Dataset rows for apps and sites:
#####

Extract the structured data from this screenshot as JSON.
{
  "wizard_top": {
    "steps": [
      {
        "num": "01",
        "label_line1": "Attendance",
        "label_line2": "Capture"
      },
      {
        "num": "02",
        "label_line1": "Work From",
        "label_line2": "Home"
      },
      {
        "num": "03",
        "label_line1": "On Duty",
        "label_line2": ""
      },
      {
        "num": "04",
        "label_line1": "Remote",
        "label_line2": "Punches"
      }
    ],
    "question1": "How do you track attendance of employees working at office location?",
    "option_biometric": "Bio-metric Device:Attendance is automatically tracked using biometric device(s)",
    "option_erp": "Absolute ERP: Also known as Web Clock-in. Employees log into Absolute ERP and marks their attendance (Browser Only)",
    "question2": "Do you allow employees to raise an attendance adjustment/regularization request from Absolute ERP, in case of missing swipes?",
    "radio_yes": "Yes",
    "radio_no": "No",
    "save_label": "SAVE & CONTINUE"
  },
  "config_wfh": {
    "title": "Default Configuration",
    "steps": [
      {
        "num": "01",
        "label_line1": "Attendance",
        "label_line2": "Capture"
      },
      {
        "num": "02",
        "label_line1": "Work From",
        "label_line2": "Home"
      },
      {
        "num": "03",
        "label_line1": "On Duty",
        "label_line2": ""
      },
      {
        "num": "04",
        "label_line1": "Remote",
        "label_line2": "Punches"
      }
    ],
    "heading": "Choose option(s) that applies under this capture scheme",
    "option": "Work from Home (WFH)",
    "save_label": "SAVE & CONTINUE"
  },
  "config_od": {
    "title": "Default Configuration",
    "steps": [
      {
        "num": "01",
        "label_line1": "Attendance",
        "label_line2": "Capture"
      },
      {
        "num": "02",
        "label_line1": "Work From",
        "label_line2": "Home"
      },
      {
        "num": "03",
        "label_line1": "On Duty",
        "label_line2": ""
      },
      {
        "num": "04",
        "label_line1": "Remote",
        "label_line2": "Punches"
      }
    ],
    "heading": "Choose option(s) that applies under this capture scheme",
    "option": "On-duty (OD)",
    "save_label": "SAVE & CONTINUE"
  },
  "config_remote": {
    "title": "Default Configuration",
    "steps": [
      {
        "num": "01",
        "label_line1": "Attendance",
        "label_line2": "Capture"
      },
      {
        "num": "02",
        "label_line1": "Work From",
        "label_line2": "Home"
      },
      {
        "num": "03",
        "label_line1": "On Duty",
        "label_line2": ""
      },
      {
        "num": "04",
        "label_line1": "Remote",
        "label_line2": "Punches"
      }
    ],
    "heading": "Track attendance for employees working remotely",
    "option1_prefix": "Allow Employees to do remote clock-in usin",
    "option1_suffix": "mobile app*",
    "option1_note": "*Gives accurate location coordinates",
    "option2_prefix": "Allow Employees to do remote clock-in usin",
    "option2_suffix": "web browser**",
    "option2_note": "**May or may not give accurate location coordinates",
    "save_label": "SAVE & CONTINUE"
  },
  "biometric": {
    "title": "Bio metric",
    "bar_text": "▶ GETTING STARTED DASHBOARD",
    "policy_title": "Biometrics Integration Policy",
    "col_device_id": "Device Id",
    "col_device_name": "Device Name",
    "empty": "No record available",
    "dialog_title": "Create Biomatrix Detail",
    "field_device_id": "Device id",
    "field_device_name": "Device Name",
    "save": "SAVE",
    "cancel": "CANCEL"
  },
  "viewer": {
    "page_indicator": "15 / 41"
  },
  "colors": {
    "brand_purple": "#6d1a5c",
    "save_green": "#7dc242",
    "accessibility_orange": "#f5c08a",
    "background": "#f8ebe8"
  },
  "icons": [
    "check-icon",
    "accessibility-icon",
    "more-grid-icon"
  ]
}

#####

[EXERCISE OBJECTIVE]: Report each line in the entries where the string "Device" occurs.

[EXPECTED ANSWER]:
    "option_biometric": "Bio-metric Device:Attendance is automatically tracked using biometric device(s)",
    "col_device_id": "Device Id",
    "col_device_name": "Device Name",
    "field_device_id": "Device id",
    "field_device_name": "Device Name",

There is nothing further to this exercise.